    Almost the same model as in PNAS article above is considered, and references to simplified model (Shimizu et al.) are provided. Mostly numerics/mean-field paper with cute results, showing phase diagrams of the receptor cluster activity, including oscillatory regimes, etc. Interestingly, the paper pursues time scales separation -- fast binding/activation dynamics (which is treated here as equilibrated by stat mech tools) and slow methylation/demethylation processes. Here is one more suggestion for a possible analysis: study the system where the activation rates change slowly due to the mean activation level over long time; this will be similar to a Michaelis-Menten system, where forward or backward rates are functions of substrate/product balance, which itself is influenced by the rates over a long time. If we figure out how to do this, we would be able to put values on the mean and variance of adaptation processes. See also Lab Internal: Stochastic biochemistry.

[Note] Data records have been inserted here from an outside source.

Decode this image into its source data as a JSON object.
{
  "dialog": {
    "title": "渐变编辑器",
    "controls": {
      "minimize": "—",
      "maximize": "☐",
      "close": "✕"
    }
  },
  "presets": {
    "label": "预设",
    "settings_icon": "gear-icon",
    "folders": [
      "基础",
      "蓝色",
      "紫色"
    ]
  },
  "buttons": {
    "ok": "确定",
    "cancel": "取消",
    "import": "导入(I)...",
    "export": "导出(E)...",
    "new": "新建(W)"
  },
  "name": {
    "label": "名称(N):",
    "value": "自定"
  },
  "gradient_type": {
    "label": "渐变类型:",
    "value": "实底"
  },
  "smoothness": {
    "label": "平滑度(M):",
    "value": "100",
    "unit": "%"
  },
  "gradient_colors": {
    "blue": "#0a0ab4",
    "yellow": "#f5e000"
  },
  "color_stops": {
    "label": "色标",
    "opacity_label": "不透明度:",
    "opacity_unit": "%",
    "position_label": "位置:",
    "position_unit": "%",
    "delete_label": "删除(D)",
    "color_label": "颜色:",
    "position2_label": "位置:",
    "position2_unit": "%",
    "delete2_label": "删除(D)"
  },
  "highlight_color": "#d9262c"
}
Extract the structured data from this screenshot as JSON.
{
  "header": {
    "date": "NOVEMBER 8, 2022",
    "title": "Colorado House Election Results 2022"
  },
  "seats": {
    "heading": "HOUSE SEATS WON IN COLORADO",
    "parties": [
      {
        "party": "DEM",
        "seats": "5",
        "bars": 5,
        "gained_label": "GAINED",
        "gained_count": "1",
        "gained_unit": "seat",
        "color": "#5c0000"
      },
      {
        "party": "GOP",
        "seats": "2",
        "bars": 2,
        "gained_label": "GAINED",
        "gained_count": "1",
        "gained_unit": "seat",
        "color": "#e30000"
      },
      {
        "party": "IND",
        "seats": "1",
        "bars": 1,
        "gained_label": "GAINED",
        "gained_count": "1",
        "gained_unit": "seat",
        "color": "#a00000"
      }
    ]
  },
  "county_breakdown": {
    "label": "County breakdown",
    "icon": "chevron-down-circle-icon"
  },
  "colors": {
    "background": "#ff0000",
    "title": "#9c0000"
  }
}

  3. B Mello and Y Tu. An allosteric model for heterogeneous receptor complexes: Understanding bacterial chemotaxis responses to multiple stimuli. PNAS 102:17354-17359, 2005. PDF.
    The classical Monod-Wyman-Changeux model for homogeneous allosteric protein complex is generalized in this article to model the responses of heterogeneous receptor complexes to multiple types of ligand stimulus. We show that the recent in vivo experimental data of Escherichia coli chemotaxis responses for mutant strains with different expression levels of the chemo-receptors to different types of stimulus [Sourjik, V. & Berg, H. C. (2004) Nature 428, 437–441] all can be explained consistently within this generalized Monod-Wyman-Changeux model. Based on the model and the existing data, responses of all of the strains (studied in this article) to the presence of any combinations of ligand (Ser and MeAsp) concentrations are predicted quantitatively for future experimental verification. Through modeling the in vivo response data, our study reveals important information about the properties of different types of individual receptors, as well as the composition of the cluster. The energetic contribution of the nonligand binding, cytoplasmic parts of the cluster, such as CheA and CheW, is also discussed. The generalized allosteric model provides a consistent framework in understanding signal integration and differentiation in bacterial chemotaxis. It should also be useful for studying the functions of other heterogeneous receptor complexes.
    Compared to the standard Monod-Wyman-Changeus (MWC) model, this paper introduces heterogeneous receptors coupled to different ligands. The coupling between the receptors is still all-or-none. Comparison is made to the recent Berg's data on sensitivity to different ligands with different expressions of receptor genes. In the end of the paper, they discuss the difference between the Ising and the MWC model of a receptor complex.